One of the reasons I like to ride with Chris is that sometimes he uncorks a bottle of strength that borders on the absurd. He gave me a few minutes to feel useful up there in the front until his impatience popped. He tore out in front of me in a full-blown sprint, and even though I thought there was no fucking way I could keep up with him I pushed with everything I had, and was just barely able to hang on. I started laughing, a deep kind of hysterical laugh out of my tensed gut, which was probably the affect of the adrenaline surging through me. My muscles and lungs screamed. We were only able to keep this up for a few minutes before being spent, but it was so much fun, like the whole trip built up to this one raging moment.

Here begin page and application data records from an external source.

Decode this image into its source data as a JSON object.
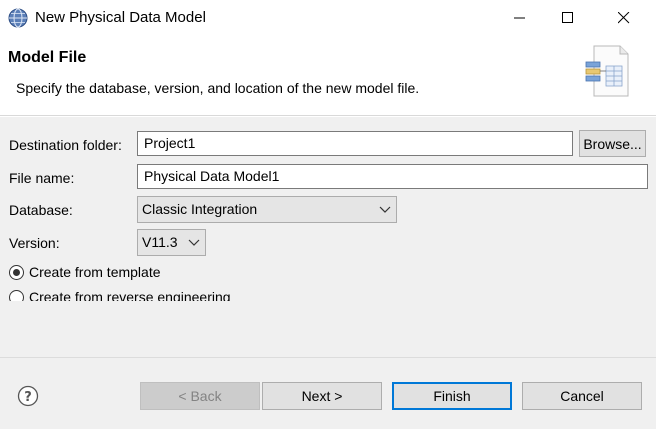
{
  "window": {
    "title": "New Physical Data Model",
    "icon": "globe-app-icon",
    "controls": [
      "minimize-icon",
      "maximize-icon",
      "close-icon"
    ]
  },
  "header": {
    "title": "Model File",
    "description": "Specify the database, version, and location of the new model file.",
    "image": "data-model-file-icon"
  },
  "form": {
    "destination_label": "Destination folder:",
    "destination_value": "Project1",
    "browse_label": "Browse...",
    "filename_label": "File name:",
    "filename_value": "Physical Data Model1",
    "database_label": "Database:",
    "database_value": "Classic Integration",
    "version_label": "Version:",
    "version_value": "V11.3",
    "radio_template_label": "Create from template",
    "radio_template_checked": true,
    "radio_reverse_label": "Create from reverse engineering",
    "radio_reverse_checked": false
  },
  "footer": {
    "help_icon": "help-icon",
    "back_label": "< Back",
    "next_label": "Next >",
    "finish_label": "Finish",
    "cancel_label": "Cancel"
  },
  "colors": {
    "panel": "#f0f0f0",
    "button": "#e1e1e1",
    "disabled_button": "#cccccc",
    "focus_border": "#0078d7"
  }
}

As we went across the St. Johns bridge into Portland both Chris and I felt the sort of let-down of being on familiar roads. What had felt like a bike tour a few minutes before suddenly transformed into just another commute. Not that either of us dislike commuting, but the feeling is different. It’s perfunctory rather than exploratory. The word here is quotidian. The only difference was that we were strung out across town with ten thousand other riders.
At the finish people cheered, and we ate burritos. Ted’s mother was there, and shared some delicious raspberries. Chris and I said our goodbyes to Ted, gathered and repacked our gear and headed toward our respective homes. We decided we were pleasantly tired, but that if we weren’t back in Portland that we’d happily get up and ride a bunch more miles the next day. Work calls, though. Gotta build some bikes. We’ll be headed out again soon, I’m sure of it.